Your website is the first engagement most people will have with your business, so if you don’t get it right, they will go past. Work with a marketing professional first, don’t go straight to developers. It’s no different to getting a house built; you can’t go straight the carpenter without an approved plan.
What about making sure it looks good?
Don’t fixate on the price or you will lose sight of what you need to achieve. All websites are not created equally. Don’t be fixated on looks either, they are essential, but not everything.
Initially, a website is about providing information to potential and current customers. Then it is about functionality – what could benefit the customers and what your business wants to be able to do online. So before you start thinking about how much, ask yourself what is needed?
Of course, you should explore the designs which suit your business brand and particularly those of your audience (remember the site is for them and not you). You have to decide if a template is practical to work from or if something more tailored is required. The lower the price, the less involvement of any real designers. Remember just wacking your logo on a site, does not mean the branding is automatically correct.
You need to pay for a good designer because templates rarely make your business stand out and often fail to give your brand the edge it deserves.
There are two more absolutely critical things you must consider before you settle on the price in professional website building. Who will be responsible for the content and who will manage the project. Simply, the less you pay the more onus there is on you to handle these critical tasks.
Content matters. There are lots of elements you need to cover on the site and as I said at the start, think about them strategically. Don’t blindly write or copy what others have done. Think about using the right language, which may need to vary on different pages depending on the audience you are targeting.
Images and photos fall under the banner of content. Who is providing these and making sure they are sending the right messages about your business?
For a website to really work well for you, content should be something you think about adding regularly. If you go to a site and it looks like the business has not done anything on it in months, it leaves you with a sour taste. If you can’t tend to your own business, how can you help me?
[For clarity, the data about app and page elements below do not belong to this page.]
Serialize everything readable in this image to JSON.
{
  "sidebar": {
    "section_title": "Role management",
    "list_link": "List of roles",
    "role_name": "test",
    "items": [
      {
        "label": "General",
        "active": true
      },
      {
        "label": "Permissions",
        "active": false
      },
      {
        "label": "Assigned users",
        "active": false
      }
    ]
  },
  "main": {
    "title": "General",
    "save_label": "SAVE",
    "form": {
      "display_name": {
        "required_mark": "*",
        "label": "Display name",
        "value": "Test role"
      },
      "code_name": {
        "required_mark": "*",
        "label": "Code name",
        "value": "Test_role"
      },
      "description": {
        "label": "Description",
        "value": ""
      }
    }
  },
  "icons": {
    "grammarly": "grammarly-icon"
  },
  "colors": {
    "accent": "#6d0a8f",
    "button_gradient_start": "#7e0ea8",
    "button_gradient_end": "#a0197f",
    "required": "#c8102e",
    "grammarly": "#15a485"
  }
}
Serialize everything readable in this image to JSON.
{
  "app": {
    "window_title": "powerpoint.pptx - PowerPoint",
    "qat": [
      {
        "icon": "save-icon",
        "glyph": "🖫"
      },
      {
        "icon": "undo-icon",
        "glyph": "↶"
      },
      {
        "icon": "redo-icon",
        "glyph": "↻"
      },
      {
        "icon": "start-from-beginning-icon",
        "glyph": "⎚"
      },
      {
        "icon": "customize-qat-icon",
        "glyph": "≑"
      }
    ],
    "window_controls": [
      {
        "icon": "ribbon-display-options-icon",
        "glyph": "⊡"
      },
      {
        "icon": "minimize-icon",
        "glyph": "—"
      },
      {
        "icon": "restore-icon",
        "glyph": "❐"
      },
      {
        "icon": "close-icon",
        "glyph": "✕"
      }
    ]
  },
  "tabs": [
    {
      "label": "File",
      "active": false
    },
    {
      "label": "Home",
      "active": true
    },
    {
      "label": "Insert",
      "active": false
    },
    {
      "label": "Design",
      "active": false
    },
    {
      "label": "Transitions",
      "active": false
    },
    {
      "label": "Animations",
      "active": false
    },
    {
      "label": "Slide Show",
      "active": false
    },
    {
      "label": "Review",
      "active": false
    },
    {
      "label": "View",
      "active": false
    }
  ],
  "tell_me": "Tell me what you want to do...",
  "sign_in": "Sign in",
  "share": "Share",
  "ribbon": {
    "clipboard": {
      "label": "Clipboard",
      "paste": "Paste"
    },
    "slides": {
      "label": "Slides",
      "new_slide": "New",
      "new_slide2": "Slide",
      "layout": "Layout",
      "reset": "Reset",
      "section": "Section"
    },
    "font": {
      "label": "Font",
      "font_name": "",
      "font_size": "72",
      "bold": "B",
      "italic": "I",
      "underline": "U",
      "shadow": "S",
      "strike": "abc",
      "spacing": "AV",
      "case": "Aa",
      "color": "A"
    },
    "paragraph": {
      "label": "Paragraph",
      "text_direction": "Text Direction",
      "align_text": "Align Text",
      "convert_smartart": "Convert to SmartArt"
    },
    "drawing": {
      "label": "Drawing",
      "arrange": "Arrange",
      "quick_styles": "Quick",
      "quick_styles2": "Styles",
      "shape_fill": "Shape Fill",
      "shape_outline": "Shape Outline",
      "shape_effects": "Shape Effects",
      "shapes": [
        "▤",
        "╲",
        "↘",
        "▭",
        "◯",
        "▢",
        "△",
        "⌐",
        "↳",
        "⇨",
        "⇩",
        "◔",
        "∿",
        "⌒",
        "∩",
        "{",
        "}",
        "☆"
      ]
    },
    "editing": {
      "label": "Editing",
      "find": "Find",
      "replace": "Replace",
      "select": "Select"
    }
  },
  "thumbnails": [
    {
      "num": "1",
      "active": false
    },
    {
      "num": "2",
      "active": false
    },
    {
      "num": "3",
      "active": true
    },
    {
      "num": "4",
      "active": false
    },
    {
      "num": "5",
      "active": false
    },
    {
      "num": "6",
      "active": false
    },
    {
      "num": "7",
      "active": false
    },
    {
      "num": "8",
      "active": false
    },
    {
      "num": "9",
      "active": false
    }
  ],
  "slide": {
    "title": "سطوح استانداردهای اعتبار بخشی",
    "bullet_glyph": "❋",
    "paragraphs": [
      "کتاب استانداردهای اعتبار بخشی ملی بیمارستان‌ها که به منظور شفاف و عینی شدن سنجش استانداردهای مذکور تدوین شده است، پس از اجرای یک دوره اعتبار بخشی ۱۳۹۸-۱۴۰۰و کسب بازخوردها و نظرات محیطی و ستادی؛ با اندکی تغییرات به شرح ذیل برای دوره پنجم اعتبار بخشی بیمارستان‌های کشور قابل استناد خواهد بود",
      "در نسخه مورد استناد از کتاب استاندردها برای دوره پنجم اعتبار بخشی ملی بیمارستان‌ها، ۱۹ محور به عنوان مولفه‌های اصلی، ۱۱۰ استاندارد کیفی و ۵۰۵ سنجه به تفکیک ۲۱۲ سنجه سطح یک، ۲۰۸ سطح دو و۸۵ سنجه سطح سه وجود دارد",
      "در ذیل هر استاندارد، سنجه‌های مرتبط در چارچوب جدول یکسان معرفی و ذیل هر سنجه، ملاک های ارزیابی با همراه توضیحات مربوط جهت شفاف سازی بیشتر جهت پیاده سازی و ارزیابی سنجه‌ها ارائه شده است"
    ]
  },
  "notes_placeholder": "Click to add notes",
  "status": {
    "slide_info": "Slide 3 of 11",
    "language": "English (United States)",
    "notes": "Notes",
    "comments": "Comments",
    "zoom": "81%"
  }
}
Then there is the account management. Do not underestimate this process. Working with developers means understanding their language, while also pushing them to keep things on brand. Like a building site needs a foreman, your website needs someone who understands the vision and will keep it on track.
Now when you ask the question, how do I know I am paying the right price for a website, consider who is taking care of all the elements I mentioned? Think carefully about this in two ways:
Firstly, is there a value in hiring an expert to guide my site to another level?
Secondly, whatever work you or your staff take on in this project will be taking them away from their core work roles and responsibilities. It very often can create a false economy. Instead of generating new business or fulfilling the needs of current clients, they are doing something you could hire an expert to do.